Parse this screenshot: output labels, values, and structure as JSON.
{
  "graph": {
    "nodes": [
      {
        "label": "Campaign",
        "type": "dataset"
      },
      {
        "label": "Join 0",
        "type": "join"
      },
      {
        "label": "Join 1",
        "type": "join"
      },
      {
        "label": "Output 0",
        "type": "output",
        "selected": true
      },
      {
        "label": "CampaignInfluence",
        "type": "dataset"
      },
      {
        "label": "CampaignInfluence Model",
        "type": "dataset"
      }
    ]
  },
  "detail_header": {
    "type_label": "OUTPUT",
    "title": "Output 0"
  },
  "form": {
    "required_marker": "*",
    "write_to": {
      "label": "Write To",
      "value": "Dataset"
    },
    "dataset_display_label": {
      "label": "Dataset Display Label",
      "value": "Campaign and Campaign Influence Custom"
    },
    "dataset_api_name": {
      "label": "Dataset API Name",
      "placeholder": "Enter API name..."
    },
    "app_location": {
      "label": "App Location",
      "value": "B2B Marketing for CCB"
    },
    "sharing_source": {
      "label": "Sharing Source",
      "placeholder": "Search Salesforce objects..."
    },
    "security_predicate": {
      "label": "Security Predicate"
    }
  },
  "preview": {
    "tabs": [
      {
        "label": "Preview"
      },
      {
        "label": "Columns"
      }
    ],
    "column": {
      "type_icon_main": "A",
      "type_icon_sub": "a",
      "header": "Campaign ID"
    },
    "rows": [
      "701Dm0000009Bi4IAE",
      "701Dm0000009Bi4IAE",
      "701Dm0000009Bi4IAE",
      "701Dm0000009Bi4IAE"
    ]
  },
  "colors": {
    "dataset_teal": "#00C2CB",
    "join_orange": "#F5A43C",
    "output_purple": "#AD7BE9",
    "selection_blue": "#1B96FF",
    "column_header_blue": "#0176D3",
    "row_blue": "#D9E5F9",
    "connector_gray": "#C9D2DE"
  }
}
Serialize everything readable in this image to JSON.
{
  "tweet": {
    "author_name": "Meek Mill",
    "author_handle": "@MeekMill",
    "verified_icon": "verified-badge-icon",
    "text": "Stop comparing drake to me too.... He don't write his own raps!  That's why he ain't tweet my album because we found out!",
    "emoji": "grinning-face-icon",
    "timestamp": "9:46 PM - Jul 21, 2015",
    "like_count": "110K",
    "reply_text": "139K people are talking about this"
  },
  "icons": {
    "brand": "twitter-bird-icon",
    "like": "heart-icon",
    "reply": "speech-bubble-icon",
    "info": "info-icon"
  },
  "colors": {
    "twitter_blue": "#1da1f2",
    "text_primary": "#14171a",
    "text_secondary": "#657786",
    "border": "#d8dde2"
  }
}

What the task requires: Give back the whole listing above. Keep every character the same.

Problem solution:
Parse this screenshot: output labels, values, and structure as JSON.
{
  "graph": {
    "nodes": [
      {
        "label": "Campaign",
        "type": "dataset"
      },
      {
        "label": "Join 0",
        "type": "join"
      },
      {
        "label": "Join 1",
        "type": "join"
      },
      {
        "label": "Output 0",
        "type": "output",
        "selected": true
      },
      {
        "label": "CampaignInfluence",
        "type": "dataset"
      },
      {
        "label": "CampaignInfluence Model",
        "type": "dataset"
      }
    ]
  },
  "detail_header": {
    "type_label": "OUTPUT",
    "title": "Output 0"
  },
  "form": {
    "required_marker": "*",
    "write_to": {
      "label": "Write To",
      "value": "Dataset"
    },
    "dataset_display_label": {
      "label": "Dataset Display Label",
      "value": "Campaign and Campaign Influence Custom"
    },
    "dataset_api_name": {
      "label": "Dataset API Name",
      "placeholder": "Enter API name..."
    },
    "app_location": {
      "label": "App Location",
      "value": "B2B Marketing for CCB"
    },
    "sharing_source": {
      "label": "Sharing Source",
      "placeholder": "Search Salesforce objects..."
    },
    "security_predicate": {
      "label": "Security Predicate"
    }
  },
  "preview": {
    "tabs": [
      {
        "label": "Preview"
      },
      {
        "label": "Columns"
      }
    ],
    "column": {
      "type_icon_main": "A",
      "type_icon_sub": "a",
      "header": "Campaign ID"
    },
    "rows": [
      "701Dm0000009Bi4IAE",
      "701Dm0000009Bi4IAE",
      "701Dm0000009Bi4IAE",
      "701Dm0000009Bi4IAE"
    ]
  },
  "colors": {
    "dataset_teal": "#00C2CB",
    "join_orange": "#F5A43C",
    "output_purple": "#AD7BE9",
    "selection_blue": "#1B96FF",
    "column_header_blue": "#0176D3",
    "row_blue": "#D9E5F9",
    "connector_gray": "#C9D2DE"
  }
}
Serialize everything readable in this image to JSON.
{
  "tweet": {
    "author_name": "Meek Mill",
    "author_handle": "@MeekMill",
    "verified_icon": "verified-badge-icon",
    "text": "Stop comparing drake to me too.... He don't write his own raps!  That's why he ain't tweet my album because we found out!",
    "emoji": "grinning-face-icon",
    "timestamp": "9:46 PM - Jul 21, 2015",
    "like_count": "110K",
    "reply_text": "139K people are talking about this"
  },
  "icons": {
    "brand": "twitter-bird-icon",
    "like": "heart-icon",
    "reply": "speech-bubble-icon",
    "info": "info-icon"
  },
  "colors": {
    "twitter_blue": "#1da1f2",
    "text_primary": "#14171a",
    "text_secondary": "#657786",
    "border": "#d8dde2"
  }
}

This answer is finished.